Also, often amongst the top incentives to share research data are journal, and funder, policies. If implemented effectively, these policies are proven to work – more data are available when policies require it, making policies an important tool in the box of available solutions to support data sharing.”
Do you think that all journals should mandate data sharing or formally review available data during the peer review process? If so, how can journals encourage peer reviewers to perform such a task?
“I am of the view that data sharing should be mandatory in journals, yes, but we must retain flexibility about how and when data are shared to acknowledge domain and cultural needs and differences in good practice. ‘As open as possible, as closed as necessary’ is a good guideline – recognising that some data, such as legally or ethically sensitive data, cannot be fully in the public domain.
‘As open as possible, as closed as necessary’ is a good guideline – recognising that some data, such as legally or ethically sensitive data, cannot be fully in the public domain.
It is possible to enable controlled access, such as for editors and reviewers during peer review, but this can be a substantial effort. Peer review of data as a mandatory requirement is only going to be practical in certain cases, such as at data journals. A practical solution that could be more widely adopted is to encourage reviewers to consider data availability in their assessment of papers, such as through adding a question to reviewer forms – an approach used at PLOS.
Peer review of data as a mandatory requirement is only going to be practical in certain cases…A practical solution that could be more widely adopted is to encourage reviewers to consider data availability in their assessment of papers.
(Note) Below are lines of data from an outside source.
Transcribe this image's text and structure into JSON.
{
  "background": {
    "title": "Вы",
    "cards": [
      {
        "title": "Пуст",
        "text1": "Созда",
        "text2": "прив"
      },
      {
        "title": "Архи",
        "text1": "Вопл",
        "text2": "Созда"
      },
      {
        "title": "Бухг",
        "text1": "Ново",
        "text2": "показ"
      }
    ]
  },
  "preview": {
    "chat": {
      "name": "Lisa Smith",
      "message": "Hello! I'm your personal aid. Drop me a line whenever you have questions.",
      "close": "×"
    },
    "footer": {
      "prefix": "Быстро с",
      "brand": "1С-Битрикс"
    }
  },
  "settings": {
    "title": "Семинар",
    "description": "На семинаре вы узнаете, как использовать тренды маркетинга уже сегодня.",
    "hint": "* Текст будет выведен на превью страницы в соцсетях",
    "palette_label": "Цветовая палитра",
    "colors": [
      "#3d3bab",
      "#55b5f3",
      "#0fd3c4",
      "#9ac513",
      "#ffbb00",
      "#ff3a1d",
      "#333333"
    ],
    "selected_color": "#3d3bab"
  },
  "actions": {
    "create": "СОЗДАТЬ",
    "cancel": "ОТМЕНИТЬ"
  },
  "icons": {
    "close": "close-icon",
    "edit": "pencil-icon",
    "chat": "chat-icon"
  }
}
We can also make it easier for reviewers to engage with data. At PLOS, authors’ data availability statements are visible on page 1 of the manuscript seen by reviewers, which is a simple approach to increase engagement with data and data availability during peer review.”
Last year, you published a paper ‘Developing a research data policy framework for all journals and publishers’ and called for publisher collaboration and adoption of standard data policies. What has been the feedback on this, and what further plans do you have in mind to accomplish its goals?
“We’ve been pleased to see the recommendations and policy framework in the paper reused in several contexts. This includes policies of some Springer Nature, and all PLOS, journals being updated to align with the recommendations. Also, the framework is being recommended by the STM Association as a tool to encourage their 150+ member publishers to implement data policies through collaboration with the Research Data Alliance Interest Group. These are important reuses, but seeing some more organic adoption of the framework has been particularly encouraging. A group of Slovenian journals have implemented the framework and published a paper about their experience, and Earth science and biodiversity journals have used the framework to identify improvements to their policies.
The next problem we…wish to tackle, beyond journal policy, is funder policy alignment and how funder and journal policies match up.
The next problem we – the Research Data Alliance Interest Group behind the policy framework – wish to tackle, beyond journal policy, is funder policy alignment and how funder and journal policies match up. In fact, we are initiating a collaborative project with a group of funding agencies to explore the landscape of journal and funder research data policies and the potential for alignment. I hope this leads to new recommendations and pilot initiatives in the future, as we’ve seen that policy can help achieve the goal that we all share of increasing accessibility of data to drive new discoveries.”
With thanks to our sponsor, Aspire Scientific Ltd